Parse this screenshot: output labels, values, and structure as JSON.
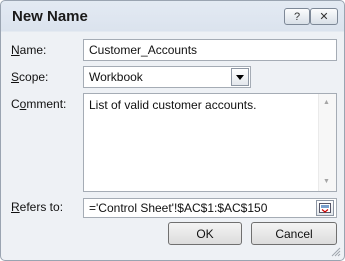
{
  "window": {
    "title": "New Name",
    "help_label": "?",
    "close_label": "✕"
  },
  "labels": {
    "name_pre": "",
    "name_key": "N",
    "name_post": "ame:",
    "scope_pre": "",
    "scope_key": "S",
    "scope_post": "cope:",
    "comment_pre": "C",
    "comment_key": "o",
    "comment_post": "mment:",
    "refers_pre": "",
    "refers_key": "R",
    "refers_post": "efers to:"
  },
  "fields": {
    "name": "Customer_Accounts",
    "scope": "Workbook",
    "comment": "List of valid customer accounts.",
    "refers_to": "='Control Sheet'!$AC$1:$AC$150"
  },
  "buttons": {
    "ok": "OK",
    "cancel": "Cancel"
  },
  "icons": {
    "help": "help-icon",
    "close": "close-icon",
    "dropdown": "chevron-down-icon",
    "range": "collapse-dialog-icon",
    "grip": "resize-grip-icon"
  }
}
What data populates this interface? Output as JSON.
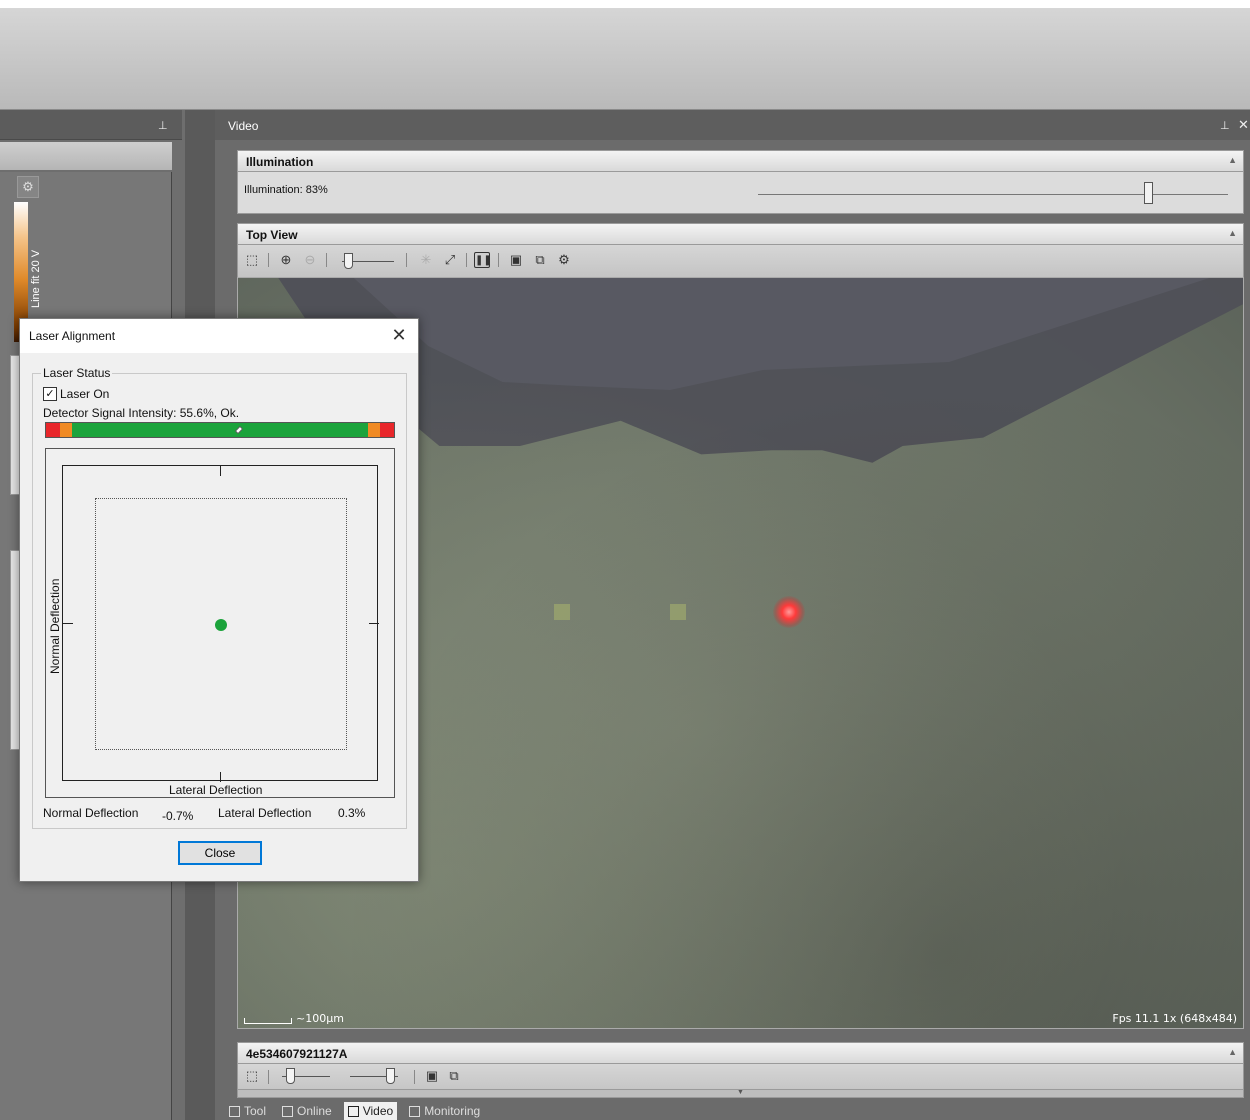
{
  "video_panel": {
    "title": "Video",
    "pin_icon": "pin-icon",
    "close_icon": "close-icon"
  },
  "illumination": {
    "title": "Illumination",
    "label": "Illumination: 83%",
    "value_percent": 83
  },
  "top_view": {
    "title": "Top View",
    "toolbar_icons": [
      "select-icon",
      "zoom-in-icon",
      "zoom-out-icon",
      "zoom-slider",
      "crosshair-icon",
      "fit-icon",
      "pause-icon",
      "save-icon",
      "copy-icon",
      "gear-icon"
    ],
    "scale_label": "~100µm",
    "fps_label": "Fps 11.1 1x (648x484)"
  },
  "camera_panel": {
    "title": "4e534607921127A"
  },
  "bottom_tabs": [
    {
      "label": "Tool",
      "active": false
    },
    {
      "label": "Online",
      "active": false
    },
    {
      "label": "Video",
      "active": true
    },
    {
      "label": "Monitoring",
      "active": false
    }
  ],
  "left_panel": {
    "colorbar_label": "Line fit 20 V",
    "gear_icon": "gear-icon"
  },
  "dialog": {
    "title": "Laser Alignment",
    "group_label": "Laser Status",
    "laser_on_label": "Laser On",
    "laser_on_checked": true,
    "signal_text": "Detector Signal Intensity: 55.6%, Ok.",
    "signal_percent": 55.6,
    "axis_y_label": "Normal Deflection",
    "axis_x_label": "Lateral Deflection",
    "normal_label": "Normal Deflection",
    "normal_value": "-0.7%",
    "lateral_label": "Lateral Deflection",
    "lateral_value": "0.3%",
    "close_label": "Close",
    "colors": {
      "ok": "#1ba33b",
      "warn": "#f08a24",
      "error": "#e8262a"
    }
  }
}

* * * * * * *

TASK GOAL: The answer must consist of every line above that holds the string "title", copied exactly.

ANSWER FOR THE TASK:
    "title": "New Name",
    "title": "Video",
    "title": "Illumination",
    "title": "Top View",
    "title": "4e534607921127A"
    "title": "Laser Alignment",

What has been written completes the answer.